------ Data under study ------
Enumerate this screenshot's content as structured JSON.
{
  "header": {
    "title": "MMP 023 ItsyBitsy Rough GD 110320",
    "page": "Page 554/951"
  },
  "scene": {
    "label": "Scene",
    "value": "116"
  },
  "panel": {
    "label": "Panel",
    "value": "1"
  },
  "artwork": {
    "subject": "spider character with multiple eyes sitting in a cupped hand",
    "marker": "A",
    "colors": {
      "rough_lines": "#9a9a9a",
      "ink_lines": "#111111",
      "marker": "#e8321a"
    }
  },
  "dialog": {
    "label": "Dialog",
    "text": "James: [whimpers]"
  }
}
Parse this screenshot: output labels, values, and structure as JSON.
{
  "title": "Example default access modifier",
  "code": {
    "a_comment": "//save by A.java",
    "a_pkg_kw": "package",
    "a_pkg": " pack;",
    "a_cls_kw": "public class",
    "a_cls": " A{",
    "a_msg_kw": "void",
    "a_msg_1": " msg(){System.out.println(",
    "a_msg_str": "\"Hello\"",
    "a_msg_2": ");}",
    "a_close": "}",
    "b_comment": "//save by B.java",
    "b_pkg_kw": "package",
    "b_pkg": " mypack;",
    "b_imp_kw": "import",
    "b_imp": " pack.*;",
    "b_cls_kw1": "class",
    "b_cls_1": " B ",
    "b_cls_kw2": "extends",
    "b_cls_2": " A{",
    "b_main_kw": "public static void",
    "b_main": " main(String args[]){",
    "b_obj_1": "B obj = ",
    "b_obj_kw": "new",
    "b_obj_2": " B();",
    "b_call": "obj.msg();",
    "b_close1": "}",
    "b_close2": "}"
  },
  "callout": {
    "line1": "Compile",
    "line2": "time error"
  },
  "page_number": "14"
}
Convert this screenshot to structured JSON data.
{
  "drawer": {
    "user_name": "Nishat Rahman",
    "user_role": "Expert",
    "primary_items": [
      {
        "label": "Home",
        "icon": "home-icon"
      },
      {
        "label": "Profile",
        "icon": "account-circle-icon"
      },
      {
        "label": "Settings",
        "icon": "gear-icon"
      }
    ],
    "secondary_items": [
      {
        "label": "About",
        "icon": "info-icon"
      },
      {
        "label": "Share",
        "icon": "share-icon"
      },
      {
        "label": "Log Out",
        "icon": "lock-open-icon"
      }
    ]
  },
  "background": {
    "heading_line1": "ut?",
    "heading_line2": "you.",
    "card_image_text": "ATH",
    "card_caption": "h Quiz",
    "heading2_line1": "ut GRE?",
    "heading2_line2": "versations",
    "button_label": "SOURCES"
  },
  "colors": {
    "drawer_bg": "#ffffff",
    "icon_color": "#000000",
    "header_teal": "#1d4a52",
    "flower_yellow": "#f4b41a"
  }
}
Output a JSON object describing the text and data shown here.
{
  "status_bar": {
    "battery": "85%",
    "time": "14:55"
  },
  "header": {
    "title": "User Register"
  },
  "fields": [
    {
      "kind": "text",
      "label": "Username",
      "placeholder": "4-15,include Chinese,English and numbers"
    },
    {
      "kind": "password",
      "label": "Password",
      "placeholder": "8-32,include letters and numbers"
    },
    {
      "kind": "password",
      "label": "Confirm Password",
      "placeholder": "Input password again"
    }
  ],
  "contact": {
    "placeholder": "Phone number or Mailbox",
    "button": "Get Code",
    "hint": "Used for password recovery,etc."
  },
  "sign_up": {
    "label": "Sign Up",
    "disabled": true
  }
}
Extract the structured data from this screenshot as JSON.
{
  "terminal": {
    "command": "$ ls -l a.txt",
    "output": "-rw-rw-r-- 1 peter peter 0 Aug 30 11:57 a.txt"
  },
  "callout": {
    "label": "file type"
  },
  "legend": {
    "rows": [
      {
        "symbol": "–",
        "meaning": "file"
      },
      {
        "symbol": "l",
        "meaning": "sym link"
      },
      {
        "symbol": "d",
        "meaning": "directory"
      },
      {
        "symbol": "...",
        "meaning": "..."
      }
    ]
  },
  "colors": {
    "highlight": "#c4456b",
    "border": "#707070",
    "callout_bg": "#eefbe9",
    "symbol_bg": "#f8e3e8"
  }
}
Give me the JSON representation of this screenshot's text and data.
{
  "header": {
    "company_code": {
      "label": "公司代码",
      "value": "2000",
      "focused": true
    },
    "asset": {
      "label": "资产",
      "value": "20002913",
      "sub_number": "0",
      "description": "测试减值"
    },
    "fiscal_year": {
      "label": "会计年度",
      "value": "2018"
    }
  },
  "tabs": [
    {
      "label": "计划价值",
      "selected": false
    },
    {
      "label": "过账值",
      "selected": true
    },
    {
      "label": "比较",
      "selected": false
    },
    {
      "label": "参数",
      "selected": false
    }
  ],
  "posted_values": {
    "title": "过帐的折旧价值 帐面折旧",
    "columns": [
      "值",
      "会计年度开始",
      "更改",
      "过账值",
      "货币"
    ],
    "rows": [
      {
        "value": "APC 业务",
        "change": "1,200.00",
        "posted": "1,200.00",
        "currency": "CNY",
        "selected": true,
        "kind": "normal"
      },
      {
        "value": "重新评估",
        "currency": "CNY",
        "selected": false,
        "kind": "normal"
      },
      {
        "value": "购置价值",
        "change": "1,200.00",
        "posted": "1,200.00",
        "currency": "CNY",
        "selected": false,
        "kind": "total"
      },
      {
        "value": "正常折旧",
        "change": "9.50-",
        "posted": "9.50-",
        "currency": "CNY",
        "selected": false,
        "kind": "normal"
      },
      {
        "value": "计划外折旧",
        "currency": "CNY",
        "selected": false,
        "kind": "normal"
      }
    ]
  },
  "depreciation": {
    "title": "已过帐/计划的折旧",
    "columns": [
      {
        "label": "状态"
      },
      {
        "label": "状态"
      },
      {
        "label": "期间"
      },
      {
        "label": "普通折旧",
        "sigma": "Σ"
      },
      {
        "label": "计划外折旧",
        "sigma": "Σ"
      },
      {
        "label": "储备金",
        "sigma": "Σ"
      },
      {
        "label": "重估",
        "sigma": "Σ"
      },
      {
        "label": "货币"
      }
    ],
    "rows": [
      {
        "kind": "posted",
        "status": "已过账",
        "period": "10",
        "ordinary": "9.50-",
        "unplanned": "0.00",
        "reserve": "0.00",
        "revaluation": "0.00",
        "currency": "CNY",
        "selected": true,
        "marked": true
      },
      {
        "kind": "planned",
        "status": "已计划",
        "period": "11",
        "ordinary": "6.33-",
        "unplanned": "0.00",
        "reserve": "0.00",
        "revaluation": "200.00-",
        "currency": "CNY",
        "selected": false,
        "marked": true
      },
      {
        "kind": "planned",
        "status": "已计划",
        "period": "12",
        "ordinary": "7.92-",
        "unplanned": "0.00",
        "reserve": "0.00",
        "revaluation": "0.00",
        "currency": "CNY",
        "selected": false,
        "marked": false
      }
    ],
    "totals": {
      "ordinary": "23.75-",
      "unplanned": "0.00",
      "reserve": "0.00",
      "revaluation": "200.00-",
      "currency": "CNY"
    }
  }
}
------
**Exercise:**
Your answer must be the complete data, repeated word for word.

**Response to the task:**
Enumerate this screenshot's content as structured JSON.
{
  "header": {
    "title": "MMP 023 ItsyBitsy Rough GD 110320",
    "page": "Page 554/951"
  },
  "scene": {
    "label": "Scene",
    "value": "116"
  },
  "panel": {
    "label": "Panel",
    "value": "1"
  },
  "artwork": {
    "subject": "spider character with multiple eyes sitting in a cupped hand",
    "marker": "A",
    "colors": {
      "rough_lines": "#9a9a9a",
      "ink_lines": "#111111",
      "marker": "#e8321a"
    }
  },
  "dialog": {
    "label": "Dialog",
    "text": "James: [whimpers]"
  }
}
Parse this screenshot: output labels, values, and structure as JSON.
{
  "title": "Example default access modifier",
  "code": {
    "a_comment": "//save by A.java",
    "a_pkg_kw": "package",
    "a_pkg": " pack;",
    "a_cls_kw": "public class",
    "a_cls": " A{",
    "a_msg_kw": "void",
    "a_msg_1": " msg(){System.out.println(",
    "a_msg_str": "\"Hello\"",
    "a_msg_2": ");}",
    "a_close": "}",
    "b_comment": "//save by B.java",
    "b_pkg_kw": "package",
    "b_pkg": " mypack;",
    "b_imp_kw": "import",
    "b_imp": " pack.*;",
    "b_cls_kw1": "class",
    "b_cls_1": " B ",
    "b_cls_kw2": "extends",
    "b_cls_2": " A{",
    "b_main_kw": "public static void",
    "b_main": " main(String args[]){",
    "b_obj_1": "B obj = ",
    "b_obj_kw": "new",
    "b_obj_2": " B();",
    "b_call": "obj.msg();",
    "b_close1": "}",
    "b_close2": "}"
  },
  "callout": {
    "line1": "Compile",
    "line2": "time error"
  },
  "page_number": "14"
}
Convert this screenshot to structured JSON data.
{
  "drawer": {
    "user_name": "Nishat Rahman",
    "user_role": "Expert",
    "primary_items": [
      {
        "label": "Home",
        "icon": "home-icon"
      },
      {
        "label": "Profile",
        "icon": "account-circle-icon"
      },
      {
        "label": "Settings",
        "icon": "gear-icon"
      }
    ],
    "secondary_items": [
      {
        "label": "About",
        "icon": "info-icon"
      },
      {
        "label": "Share",
        "icon": "share-icon"
      },
      {
        "label": "Log Out",
        "icon": "lock-open-icon"
      }
    ]
  },
  "background": {
    "heading_line1": "ut?",
    "heading_line2": "you.",
    "card_image_text": "ATH",
    "card_caption": "h Quiz",
    "heading2_line1": "ut GRE?",
    "heading2_line2": "versations",
    "button_label": "SOURCES"
  },
  "colors": {
    "drawer_bg": "#ffffff",
    "icon_color": "#000000",
    "header_teal": "#1d4a52",
    "flower_yellow": "#f4b41a"
  }
}
Output a JSON object describing the text and data shown here.
{
  "status_bar": {
    "battery": "85%",
    "time": "14:55"
  },
  "header": {
    "title": "User Register"
  },
  "fields": [
    {
      "kind": "text",
      "label": "Username",
      "placeholder": "4-15,include Chinese,English and numbers"
    },
    {
      "kind": "password",
      "label": "Password",
      "placeholder": "8-32,include letters and numbers"
    },
    {
      "kind": "password",
      "label": "Confirm Password",
      "placeholder": "Input password again"
    }
  ],
  "contact": {
    "placeholder": "Phone number or Mailbox",
    "button": "Get Code",
    "hint": "Used for password recovery,etc."
  },
  "sign_up": {
    "label": "Sign Up",
    "disabled": true
  }
}
Extract the structured data from this screenshot as JSON.
{
  "terminal": {
    "command": "$ ls -l a.txt",
    "output": "-rw-rw-r-- 1 peter peter 0 Aug 30 11:57 a.txt"
  },
  "callout": {
    "label": "file type"
  },
  "legend": {
    "rows": [
      {
        "symbol": "–",
        "meaning": "file"
      },
      {
        "symbol": "l",
        "meaning": "sym link"
      },
      {
        "symbol": "d",
        "meaning": "directory"
      },
      {
        "symbol": "...",
        "meaning": "..."
      }
    ]
  },
  "colors": {
    "highlight": "#c4456b",
    "border": "#707070",
    "callout_bg": "#eefbe9",
    "symbol_bg": "#f8e3e8"
  }
}
Give me the JSON representation of this screenshot's text and data.
{
  "header": {
    "company_code": {
      "label": "公司代码",
      "value": "2000",
      "focused": true
    },
    "asset": {
      "label": "资产",
      "value": "20002913",
      "sub_number": "0",
      "description": "测试减值"
    },
    "fiscal_year": {
      "label": "会计年度",
      "value": "2018"
    }
  },
  "tabs": [
    {
      "label": "计划价值",
      "selected": false
    },
    {
      "label": "过账值",
      "selected": true
    },
    {
      "label": "比较",
      "selected": false
    },
    {
      "label": "参数",
      "selected": false
    }
  ],
  "posted_values": {
    "title": "过帐的折旧价值 帐面折旧",
    "columns": [
      "值",
      "会计年度开始",
      "更改",
      "过账值",
      "货币"
    ],
    "rows": [
      {
        "value": "APC 业务",
        "change": "1,200.00",
        "posted": "1,200.00",
        "currency": "CNY",
        "selected": true,
        "kind": "normal"
      },
      {
        "value": "重新评估",
        "currency": "CNY",
        "selected": false,
        "kind": "normal"
      },
      {
        "value": "购置价值",
        "change": "1,200.00",
        "posted": "1,200.00",
        "currency": "CNY",
        "selected": false,
        "kind": "total"
      },
      {
        "value": "正常折旧",
        "change": "9.50-",
        "posted": "9.50-",
        "currency": "CNY",
        "selected": false,
        "kind": "normal"
      },
      {
        "value": "计划外折旧",
        "currency": "CNY",
        "selected": false,
        "kind": "normal"
      }
    ]
  },
  "depreciation": {
    "title": "已过帐/计划的折旧",
    "columns": [
      {
        "label": "状态"
      },
      {
        "label": "状态"
      },
      {
        "label": "期间"
      },
      {
        "label": "普通折旧",
        "sigma": "Σ"
      },
      {
        "label": "计划外折旧",
        "sigma": "Σ"
      },
      {
        "label": "储备金",
        "sigma": "Σ"
      },
      {
        "label": "重估",
        "sigma": "Σ"
      },
      {
        "label": "货币"
      }
    ],
    "rows": [
      {
        "kind": "posted",
        "status": "已过账",
        "period": "10",
        "ordinary": "9.50-",
        "unplanned": "0.00",
        "reserve": "0.00",
        "revaluation": "0.00",
        "currency": "CNY",
        "selected": true,
        "marked": true
      },
      {
        "kind": "planned",
        "status": "已计划",
        "period": "11",
        "ordinary": "6.33-",
        "unplanned": "0.00",
        "reserve": "0.00",
        "revaluation": "200.00-",
        "currency": "CNY",
        "selected": false,
        "marked": true
      },
      {
        "kind": "planned",
        "status": "已计划",
        "period": "12",
        "ordinary": "7.92-",
        "unplanned": "0.00",
        "reserve": "0.00",
        "revaluation": "0.00",
        "currency": "CNY",
        "selected": false,
        "marked": false
      }
    ],
    "totals": {
      "ordinary": "23.75-",
      "unplanned": "0.00",
      "reserve": "0.00",
      "revaluation": "200.00-",
      "currency": "CNY"
    }
  }
}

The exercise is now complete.